On Behalf of | Feb 13, 2024 | Drunk Driving

Sometimes, drivers immediately understand why a police officer has pulled them over. They may have a burned-out brake light or be aware that their speed is inappropriately high. Other times, they don’t know an officer’s intention for the traffic stop until they approach the vehicle.

Sometimes, an officer might believe that a driver is under the influence of alcohol. A police officer in Illinois might ask someone questions about their activities that day or even ask them to perform field sobriety tests during a traffic stop. Eventually, an officer could request that a driver perform a chemical breath test to determine whether they are over the legal limit for their blood alcohol concentration (BAC) or not. When can police officers in Illinois request or require that a motorist perform a breath test?

When the driver consents

Police officers often get around the limitations on their authority by tricking or manipulating drivers and other members of the public. They ask for permission to do something that otherwise they likely could not. An officer might ask someone to submit to a breath test early in a traffic stop before they have a viable reason to compel them to undergo testing. If a driver gives their consent to testing, an officer could potentially administer it without having the justification to arrest someone or compel them to undergo the test.

When they have probable cause

Police officers begin developing a case against someone as soon as they initiate a traffic stop. They note factors like someone’s appearance and their answer to questions when determining whether they have probable cause to arrest them. What someone says and how they perform on a field sobriety test, combined with their behavior in traffic, might give the officer the probable cause the law requires for them to arrest the driver. Once the officer has the necessary probable cause to arrest someone, they also have the ability to invoke the state’s implied consent law.

If a police officer has the necessary probable cause to arrest someone for impaired driving, the motorist has effectively already given their consent to chemical testing. Should they refuse the test at that point, the officer could arrest them simply because they would not submit to the test. The motorist could then face secondary consequences as their impaired driving case goes through court, and they may also face charges related to the violation of the implied consent law.

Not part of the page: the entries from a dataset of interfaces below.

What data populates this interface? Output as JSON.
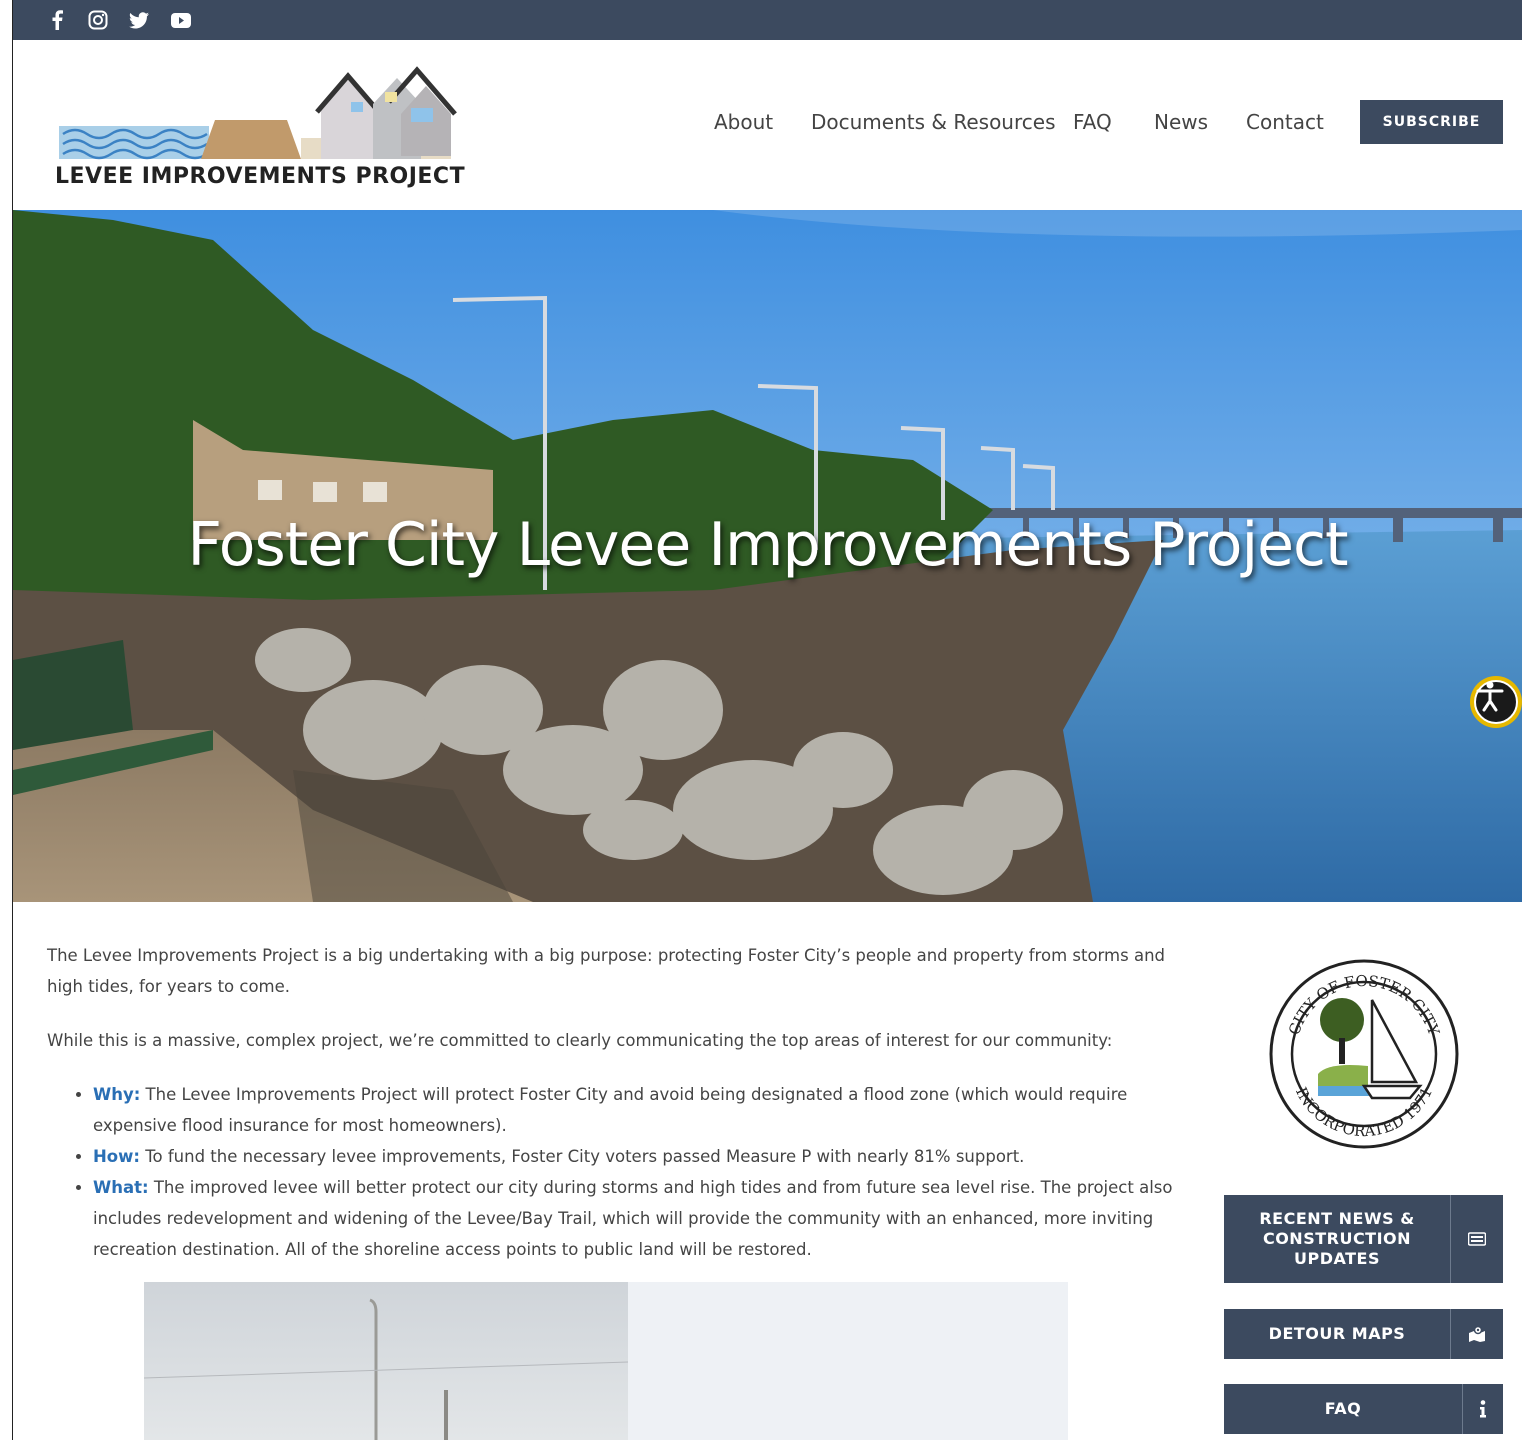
{
  "topbar": {
    "social": [
      "facebook-icon",
      "instagram-icon",
      "twitter-icon",
      "youtube-icon"
    ]
  },
  "header": {
    "logo_text": "LEVEE IMPROVEMENTS PROJECT",
    "nav": [
      "About",
      "Documents & Resources",
      "FAQ",
      "News",
      "Contact"
    ],
    "subscribe_label": "SUBSCRIBE"
  },
  "hero": {
    "title": "Foster City Levee Improvements Project"
  },
  "main": {
    "intro": "The Levee Improvements Project is a big undertaking with a big purpose: protecting Foster City’s people and property from storms and high tides, for years to come.",
    "commitment": "While this is a massive, complex project, we’re committed to clearly communicating the top areas of interest for our community:",
    "bullets": [
      {
        "key": "Why:",
        "text": " The Levee Improvements Project will protect Foster City and avoid being designated a flood zone (which would require expensive flood insurance for most homeowners)."
      },
      {
        "key": "How:",
        "text": " To fund the necessary levee improvements, Foster City voters passed Measure P with nearly 81% support."
      },
      {
        "key": "What:",
        "text": " The improved levee will better protect our city during storms and high tides and from future sea level rise. The project also includes redevelopment and widening of the Levee/Bay Trail, which will provide the community with an enhanced, more inviting recreation destination. All of the shoreline access points to public land will be restored."
      }
    ]
  },
  "sidebar": {
    "seal_top": "CITY OF FOSTER CITY",
    "seal_bottom": "INCORPORATED 1971",
    "buttons": [
      {
        "label": "RECENT NEWS & CONSTRUCTION UPDATES",
        "icon": "newspaper-icon"
      },
      {
        "label": "DETOUR MAPS",
        "icon": "map-marker-icon"
      },
      {
        "label": "FAQ",
        "icon": "info-icon"
      }
    ]
  },
  "colors": {
    "navy": "#3c4a5f",
    "link_blue": "#2a6fb5",
    "accessibility_yellow": "#e6b800"
  }
}
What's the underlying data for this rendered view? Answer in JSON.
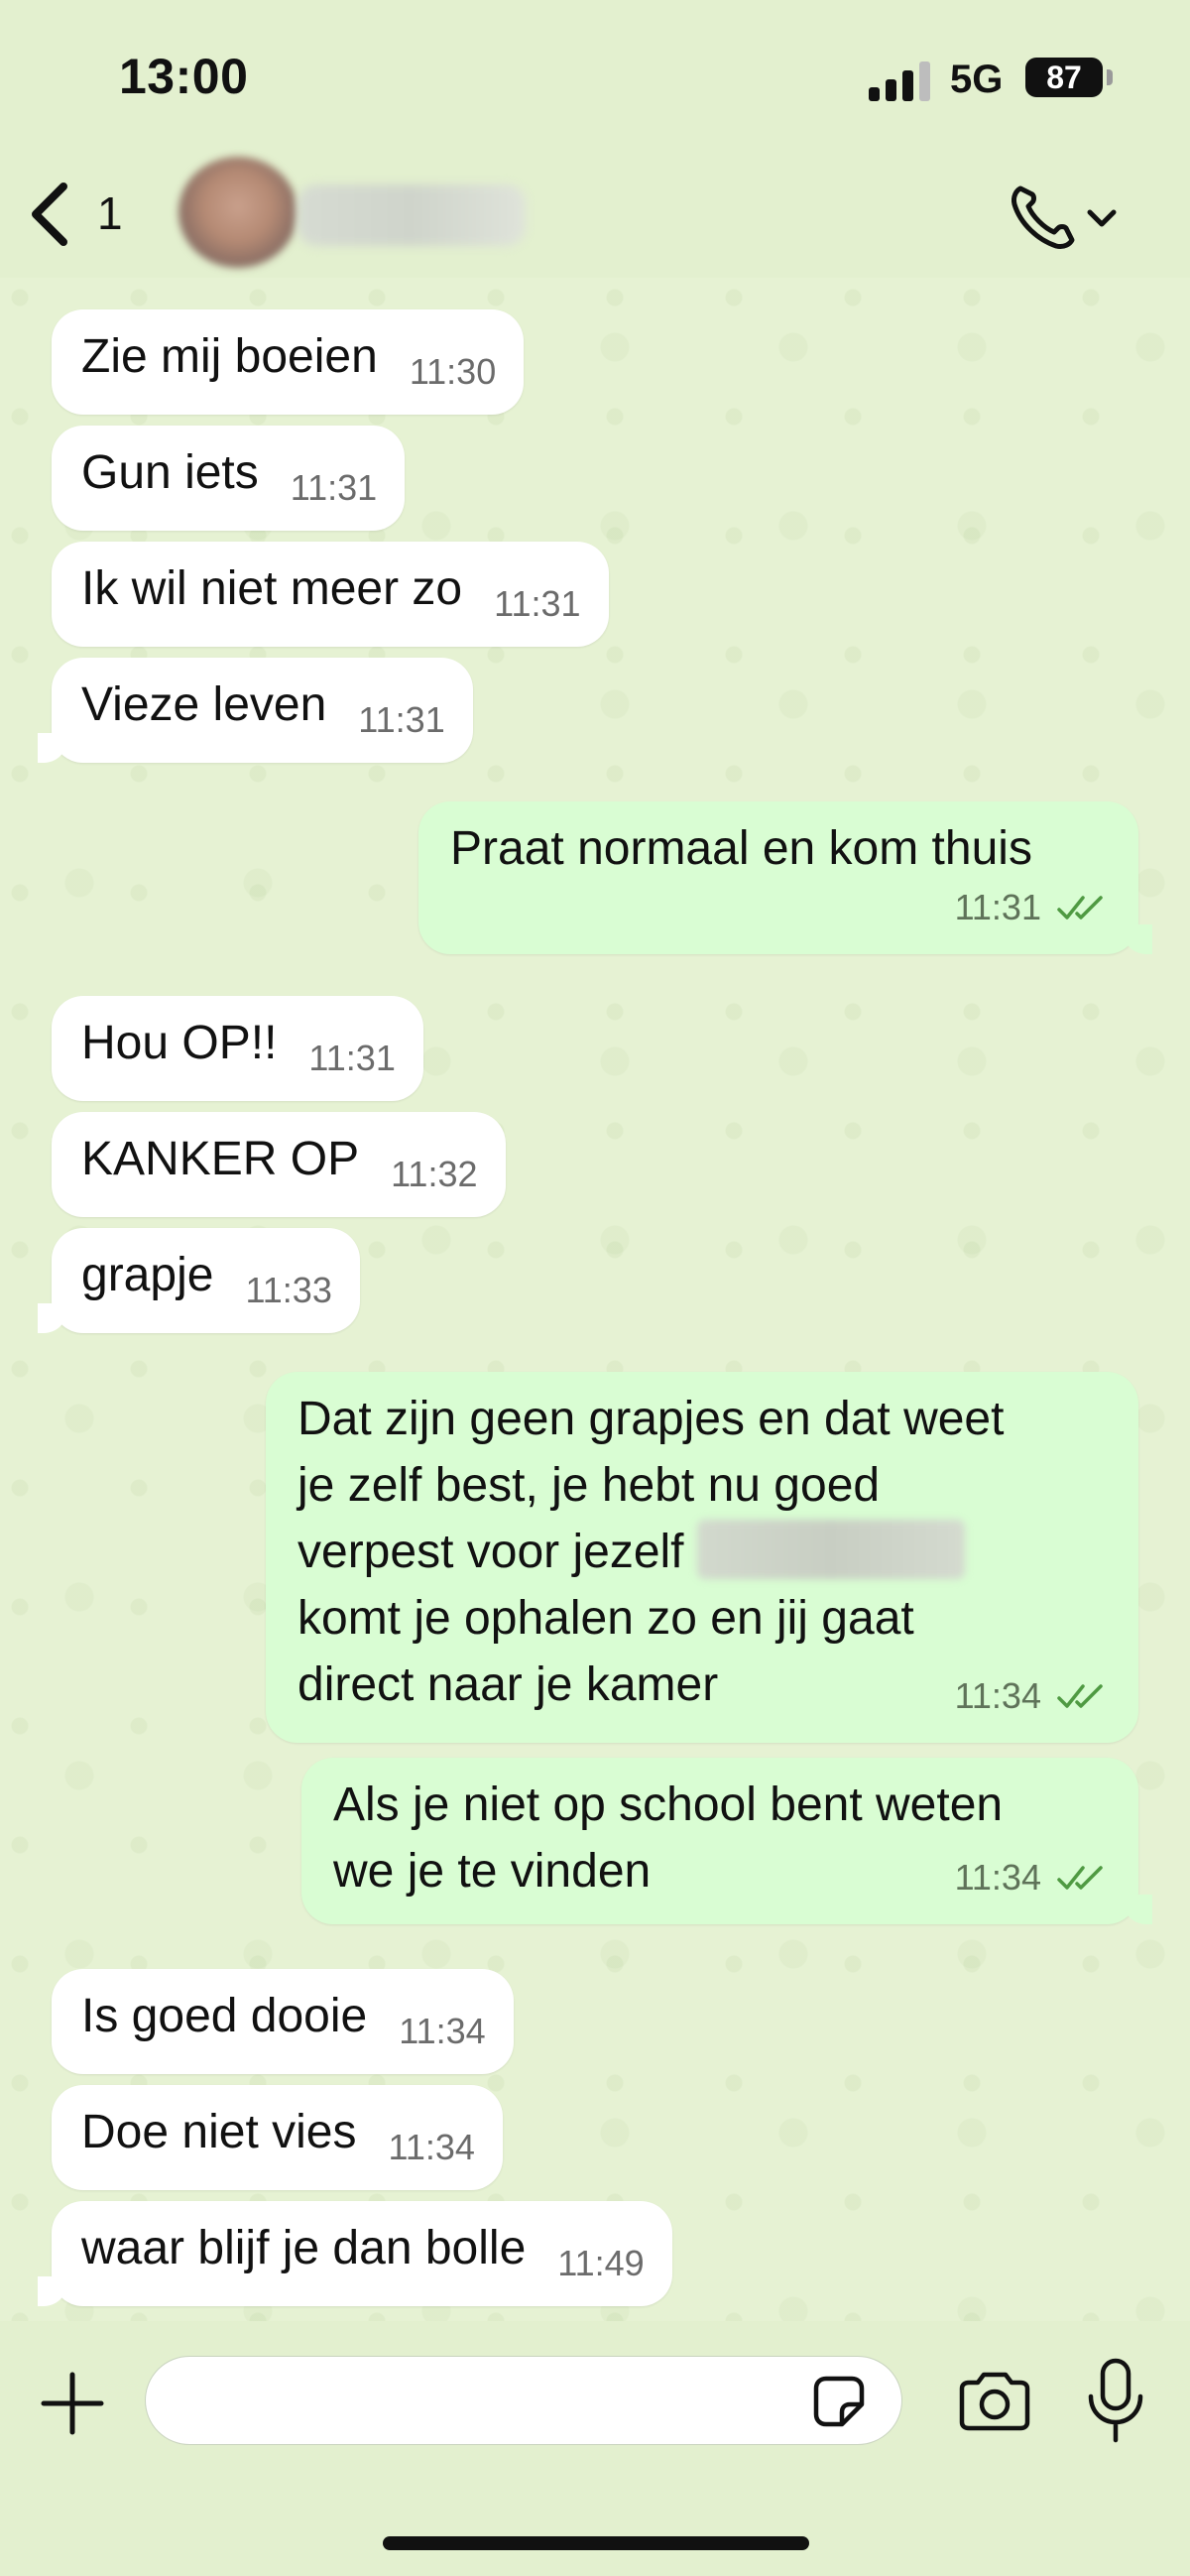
{
  "status_bar": {
    "time": "13:00",
    "network": "5G",
    "battery": "87",
    "signal_bars_active": 3,
    "signal_bars_total": 4
  },
  "header": {
    "back_count": "1",
    "back_icon": "chevron-left-icon",
    "call_icon": "phone-icon",
    "call_dropdown_icon": "chevron-down-icon"
  },
  "messages": [
    {
      "dir": "in",
      "text": "Zie mij boeien",
      "time": "11:30"
    },
    {
      "dir": "in",
      "text": "Gun iets",
      "time": "11:31"
    },
    {
      "dir": "in",
      "text": "Ik wil niet meer zo",
      "time": "11:31"
    },
    {
      "dir": "in",
      "text": "Vieze leven",
      "time": "11:31"
    },
    {
      "dir": "out",
      "text": "Praat normaal en kom thuis",
      "time": "11:31",
      "status": "read"
    },
    {
      "dir": "in",
      "text": "Hou OP!!",
      "time": "11:31"
    },
    {
      "dir": "in",
      "text": "KANKER OP",
      "time": "11:32"
    },
    {
      "dir": "in",
      "text": "grapje",
      "time": "11:33"
    },
    {
      "dir": "out",
      "line1": "Dat zijn geen grapjes en dat weet",
      "line2": "je zelf best, je hebt nu goed",
      "line3_start": "verpest voor jezelf",
      "line4": "komt je ophalen zo en jij gaat",
      "line5": "direct naar je kamer",
      "time": "11:34",
      "status": "read"
    },
    {
      "dir": "out",
      "line1": "Als je niet op school bent weten",
      "line2": "we je te vinden",
      "time": "11:34",
      "status": "read"
    },
    {
      "dir": "in",
      "text": "Is goed dooie",
      "time": "11:34"
    },
    {
      "dir": "in",
      "text": "Doe niet vies",
      "time": "11:34"
    },
    {
      "dir": "in",
      "text": "waar blijf je dan bolle",
      "time": "11:49"
    }
  ],
  "composer": {
    "placeholder": "",
    "value": "",
    "icons": [
      "plus-icon",
      "sticker-icon",
      "camera-icon",
      "microphone-icon"
    ]
  },
  "colors": {
    "chat_background": "#e6f2d3",
    "incoming_bubble": "#ffffff",
    "outgoing_bubble": "#d9fdd3",
    "read_ticks": "#53bdeb"
  }
}
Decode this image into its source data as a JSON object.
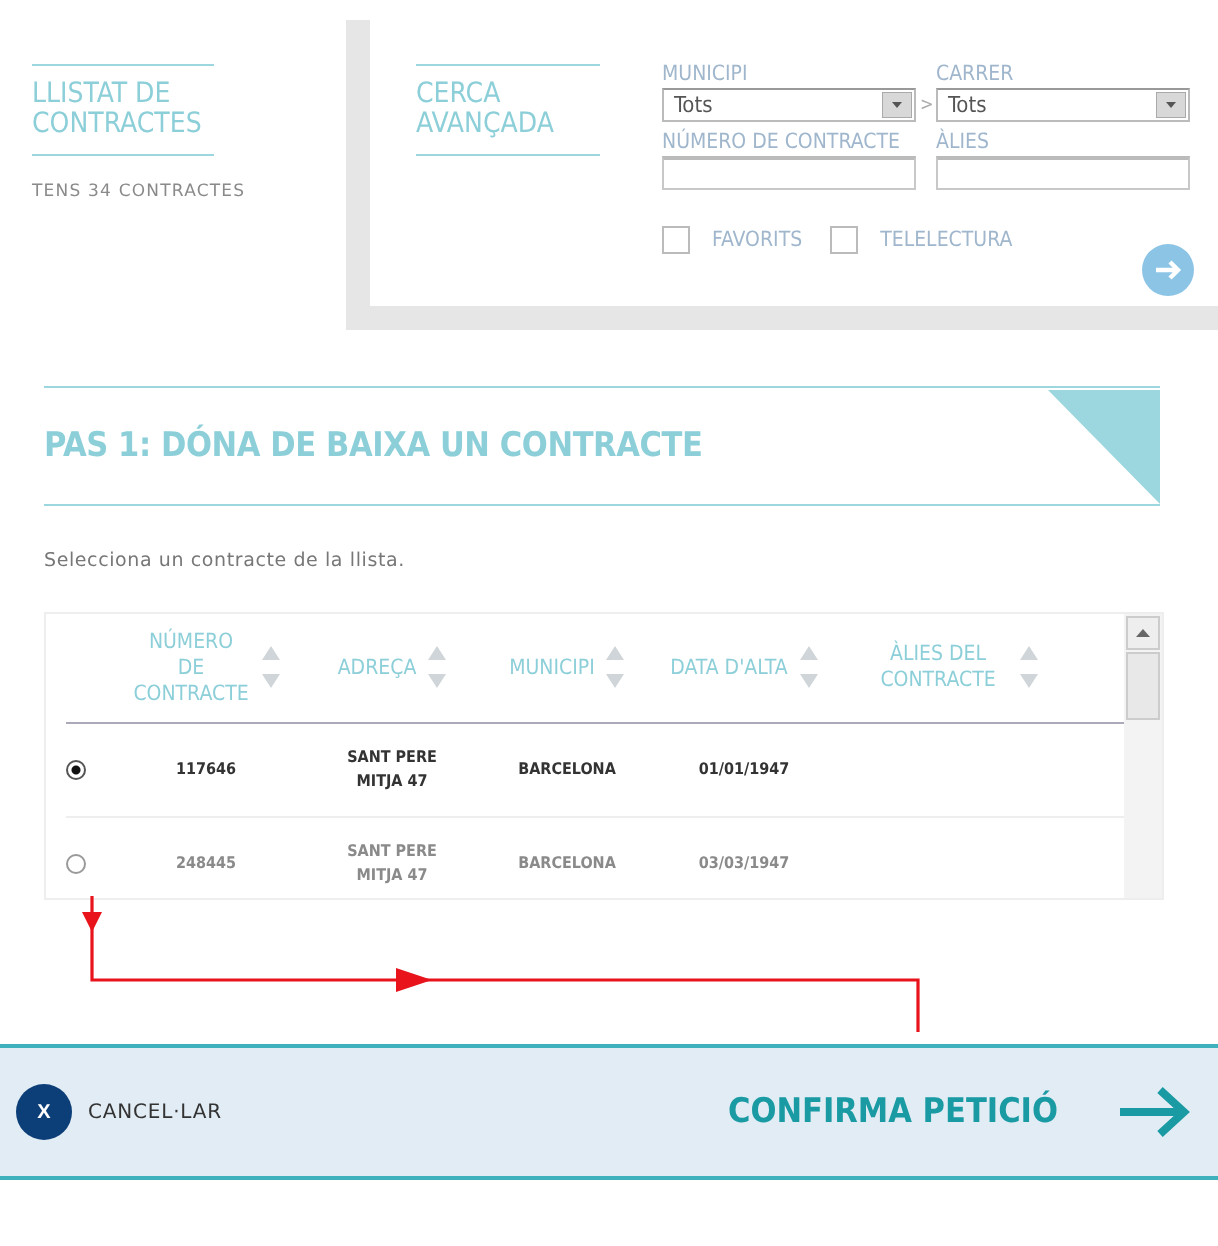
{
  "contracts_list": {
    "title": "LLISTAT DE CONTRACTES",
    "count": "TENS 34 CONTRACTES"
  },
  "advanced_search": {
    "title": "CERCA AVANÇADA",
    "separator": ">",
    "fields": [
      {
        "kind": "select",
        "label": "MUNICIPI",
        "value": "Tots"
      },
      {
        "kind": "select",
        "label": "CARRER",
        "value": "Tots"
      },
      {
        "kind": "text",
        "label": "NÚMERO DE CONTRACTE"
      },
      {
        "kind": "text",
        "label": "ÀLIES"
      }
    ],
    "checkboxes": [
      {
        "label": "FAVORITS",
        "checked": false
      },
      {
        "label": "TELELECTURA",
        "checked": false
      }
    ]
  },
  "step": {
    "title": "PAS 1: DÓNA DE BAIXA UN CONTRACTE",
    "instruction": "Selecciona un contracte de la llista."
  },
  "table": {
    "columns": [
      "NÚMERO DE CONTRACTE",
      "ADREÇA",
      "MUNICIPI",
      "DATA D'ALTA",
      "ÀLIES DEL CONTRACTE"
    ],
    "rows": [
      {
        "selected": true,
        "cells": [
          "117646",
          "SANT PERE MITJA 47",
          "BARCELONA",
          "01/01/1947"
        ]
      },
      {
        "selected": false,
        "cells": [
          "248445",
          "SANT PERE MITJA 47",
          "BARCELONA",
          "03/03/1947"
        ]
      }
    ]
  },
  "footer": {
    "cancel_icon": "X",
    "cancel": "CANCEL·LAR",
    "confirm": "CONFIRMA PETICIÓ"
  }
}
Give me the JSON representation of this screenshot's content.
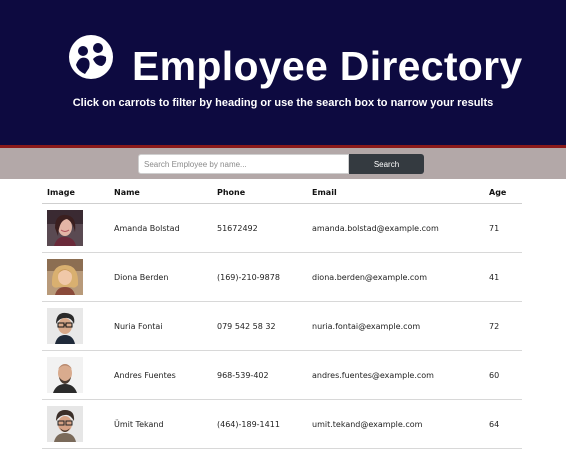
{
  "header": {
    "title": "Employee Directory",
    "subtitle": "Click on carrots to filter by heading or use the search box to narrow your results"
  },
  "search": {
    "placeholder": "Search Employee by name...",
    "value": "",
    "button_label": "Search"
  },
  "table": {
    "columns": [
      "Image",
      "Name",
      "Phone",
      "Email",
      "Age"
    ],
    "rows": [
      {
        "name": "Amanda Bolstad",
        "phone": "51672492",
        "email": "amanda.bolstad@example.com",
        "age": "71",
        "avatar": "avatar-woman-dark-hair"
      },
      {
        "name": "Diona Berden",
        "phone": "(169)-210-9878",
        "email": "diona.berden@example.com",
        "age": "41",
        "avatar": "avatar-woman-blonde"
      },
      {
        "name": "Nuria Fontai",
        "phone": "079 542 58 32",
        "email": "nuria.fontai@example.com",
        "age": "72",
        "avatar": "avatar-woman-glasses"
      },
      {
        "name": "Andres Fuentes",
        "phone": "968-539-402",
        "email": "andres.fuentes@example.com",
        "age": "60",
        "avatar": "avatar-man-bald"
      },
      {
        "name": "Ümit Tekand",
        "phone": "(464)-189-1411",
        "email": "umit.tekand@example.com",
        "age": "64",
        "avatar": "avatar-man-glasses"
      }
    ]
  },
  "colors": {
    "header_bg": "#0d0a40",
    "header_border": "#8b1a1a",
    "search_strip_bg": "#b3a8a8",
    "search_button_bg": "#343a40"
  }
}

Drivers who are aware of their rights and the limits on police authority are less likely to make mistakes that could lead to their prosecution, such as submitting to a test when an officer does not have any real justification to perform it. As such, learning about traffic laws in Illinois may benefit those who regularly drink and worry about facing unfair prosecution.